You'll take inordinate pleasure when you find a license plate from a new state. On our drive home alone, we discovered plates from 40 states and 4 Canadian provinces. (Shout out to Ontario, Qubec, Nova Scotia, and New Brunswick! You, my friends to the north, are the true road-tripping heroes.)
During your license plate search, you'll realize that you haven't given this much thought to US geography since elementary school. Incidentally, you'll also notice that no states begin with the letters B, E, J, Q, X, Y, or Z, so you'll feel prepared if you ever get asked this question in a trivia game.
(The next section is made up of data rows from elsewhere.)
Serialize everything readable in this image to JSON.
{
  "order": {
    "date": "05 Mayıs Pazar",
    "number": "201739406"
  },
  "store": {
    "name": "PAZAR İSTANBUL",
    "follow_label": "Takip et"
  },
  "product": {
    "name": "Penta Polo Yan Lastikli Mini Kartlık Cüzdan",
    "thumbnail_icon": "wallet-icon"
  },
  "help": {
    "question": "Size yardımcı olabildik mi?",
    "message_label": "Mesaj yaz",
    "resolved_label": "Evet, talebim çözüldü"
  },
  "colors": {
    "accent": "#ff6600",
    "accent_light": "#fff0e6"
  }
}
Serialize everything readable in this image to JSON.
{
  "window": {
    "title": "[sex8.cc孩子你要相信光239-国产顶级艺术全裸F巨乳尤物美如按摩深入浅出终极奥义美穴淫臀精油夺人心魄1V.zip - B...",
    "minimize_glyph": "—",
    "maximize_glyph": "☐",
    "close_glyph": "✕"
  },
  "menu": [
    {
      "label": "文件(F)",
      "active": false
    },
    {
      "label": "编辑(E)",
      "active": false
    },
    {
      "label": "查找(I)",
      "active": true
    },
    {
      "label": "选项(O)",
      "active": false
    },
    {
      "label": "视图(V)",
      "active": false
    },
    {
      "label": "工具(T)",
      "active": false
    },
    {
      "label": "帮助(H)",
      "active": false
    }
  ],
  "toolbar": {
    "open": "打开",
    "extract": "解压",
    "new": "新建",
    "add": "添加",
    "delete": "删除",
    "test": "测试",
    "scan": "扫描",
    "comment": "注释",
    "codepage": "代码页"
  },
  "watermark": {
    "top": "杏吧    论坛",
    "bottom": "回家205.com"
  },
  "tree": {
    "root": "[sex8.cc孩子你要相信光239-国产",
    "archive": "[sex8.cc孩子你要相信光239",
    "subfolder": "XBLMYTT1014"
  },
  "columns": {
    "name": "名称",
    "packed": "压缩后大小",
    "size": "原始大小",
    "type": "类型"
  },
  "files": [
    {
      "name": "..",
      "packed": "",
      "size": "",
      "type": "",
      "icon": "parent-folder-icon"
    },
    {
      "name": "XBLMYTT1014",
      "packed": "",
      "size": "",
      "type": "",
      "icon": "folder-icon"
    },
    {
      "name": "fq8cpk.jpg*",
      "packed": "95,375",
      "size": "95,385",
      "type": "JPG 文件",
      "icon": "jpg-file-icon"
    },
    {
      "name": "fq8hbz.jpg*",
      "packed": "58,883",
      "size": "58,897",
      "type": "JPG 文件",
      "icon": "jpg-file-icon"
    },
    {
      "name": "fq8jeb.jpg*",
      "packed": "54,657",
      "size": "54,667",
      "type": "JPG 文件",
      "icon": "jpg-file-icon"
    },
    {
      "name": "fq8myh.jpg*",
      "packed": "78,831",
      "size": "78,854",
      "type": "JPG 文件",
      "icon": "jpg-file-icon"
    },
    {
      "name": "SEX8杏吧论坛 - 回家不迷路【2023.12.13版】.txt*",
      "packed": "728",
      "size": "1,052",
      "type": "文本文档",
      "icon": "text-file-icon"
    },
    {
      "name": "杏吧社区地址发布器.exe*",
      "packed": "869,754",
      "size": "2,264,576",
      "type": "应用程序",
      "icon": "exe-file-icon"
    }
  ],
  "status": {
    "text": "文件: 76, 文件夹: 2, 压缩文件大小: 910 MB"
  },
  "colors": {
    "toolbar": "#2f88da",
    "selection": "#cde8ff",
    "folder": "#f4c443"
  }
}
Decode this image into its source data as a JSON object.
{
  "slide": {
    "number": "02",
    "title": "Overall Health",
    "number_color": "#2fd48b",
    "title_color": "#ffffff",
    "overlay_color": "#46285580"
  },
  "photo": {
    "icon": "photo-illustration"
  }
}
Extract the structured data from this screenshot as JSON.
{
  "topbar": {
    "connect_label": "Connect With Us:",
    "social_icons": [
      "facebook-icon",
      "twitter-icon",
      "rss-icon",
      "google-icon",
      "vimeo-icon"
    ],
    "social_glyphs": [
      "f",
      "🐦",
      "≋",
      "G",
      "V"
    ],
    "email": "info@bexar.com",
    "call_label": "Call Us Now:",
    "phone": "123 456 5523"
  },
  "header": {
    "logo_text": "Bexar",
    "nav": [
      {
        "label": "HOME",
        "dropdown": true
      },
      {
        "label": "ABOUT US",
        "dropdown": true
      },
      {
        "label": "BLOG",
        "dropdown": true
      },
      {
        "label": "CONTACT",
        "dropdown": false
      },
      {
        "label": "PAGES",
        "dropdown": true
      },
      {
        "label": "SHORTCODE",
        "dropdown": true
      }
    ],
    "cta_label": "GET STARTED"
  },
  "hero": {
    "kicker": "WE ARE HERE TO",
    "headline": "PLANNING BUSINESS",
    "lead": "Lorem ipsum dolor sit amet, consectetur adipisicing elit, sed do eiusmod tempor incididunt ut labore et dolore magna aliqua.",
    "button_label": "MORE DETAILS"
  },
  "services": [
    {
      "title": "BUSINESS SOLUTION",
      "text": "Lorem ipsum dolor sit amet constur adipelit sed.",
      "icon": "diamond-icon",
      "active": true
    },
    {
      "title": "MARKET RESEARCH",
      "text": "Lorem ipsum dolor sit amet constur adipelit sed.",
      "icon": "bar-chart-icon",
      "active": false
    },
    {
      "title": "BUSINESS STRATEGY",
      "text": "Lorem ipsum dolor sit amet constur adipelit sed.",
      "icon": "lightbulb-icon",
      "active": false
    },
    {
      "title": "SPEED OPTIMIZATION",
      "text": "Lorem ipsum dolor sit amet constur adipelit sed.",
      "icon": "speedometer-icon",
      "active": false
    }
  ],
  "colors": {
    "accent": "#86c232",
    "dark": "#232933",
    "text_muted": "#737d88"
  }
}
You'll eventually get in the driving zone and it will be so surprising, so shocking, that you won't want to do anything -- no talking, no glancing in the rear view mirror, no fumbling with the bag that's crowding your feet -- because you recognize it's a holy moment. Nobody needs to use the restroom. Nobody is hungry. Nobody is cold or hot or complaining that the sun is too bright, or that their sister looked at them funny, or that it's their turn to have some device that will low on batteries and missing its power cord.
The miles pass, and you feel like you could drive forever -- which, you reason to yourself quietly, is good, because you are driving forever -- and it reminds you of the rare times when you've run and felt like you could run forever, which happens so infrequently that it also deserves a moment of silence, because most other times during a run you feel every step and are tempted to check your watch or the treadmill screen every few seconds.
But no, you're driving, and miles are adding up, and all is right with the world, and don't dare to breathe and offset the hushed glory. You remain silent and awestuck, like you would if you encountered an albino deer or a snow leopard in the wild or witnessed the Northern Lights.
That zone will last roughly 25 minutes. Then you're back in the fray.
It's worth it. When you finally arrive at your destination and stretch your legs, you'll forget the 19 hours of minivan confinement. You'll forget the vomiting episode and the three bathroom breaks in a span of under two hours because one child chugged an entire bottle of Gatorade. The excitement will counterbalance the road-weariness, and the roadside challenges will turn into good stories, and the trip will finally have begun. You have arrived. You made it.
Early in the morning when I hover in the grogginess between sleep and wakefulness, I sometimes can't discern what day of the week it is. To push through this haze I need to focus more intensely than what seems possible. Eventually, reality surfaces and I remember details of what I did yesterday or what I must do today.
That's happening to me right now, but it's not regarding the day of the week. No, right now I'm confused about seasons. You see, it's still winter in Pennsylvania where I live, but our university is on spring break, and to celebrate, we're visiting my parents in Florida where it's perpetually summer. (Essentially, the only thing I'm certain about is that it's not fall.)
Mind you, this is a good type of confusion. I can handle the cognitive dissonance of sitting on a beach and toying with the idea that it's actually March when I get to see sights like this:
The other night my family, along with a group of unknown beach-goers, stood on the shore and watched this sunset. As the sun slipped beneath the horizon, spontaneous applause erupted from the crowd. My youngest daughter looked around and asked why we were clapping.
"Well, it's what you do after a good show," I said. "We just watched a beautiful one and we're acknowledging it."
She nodded and went back to dragging her towel and getting sand stuck to every exposed ounce of skin because that's what kids do. After all, kids really don't need to worry about what time it is, or what day it is, or even what season it is. They simply enjoy the beautiful show, just like I've been doing this week.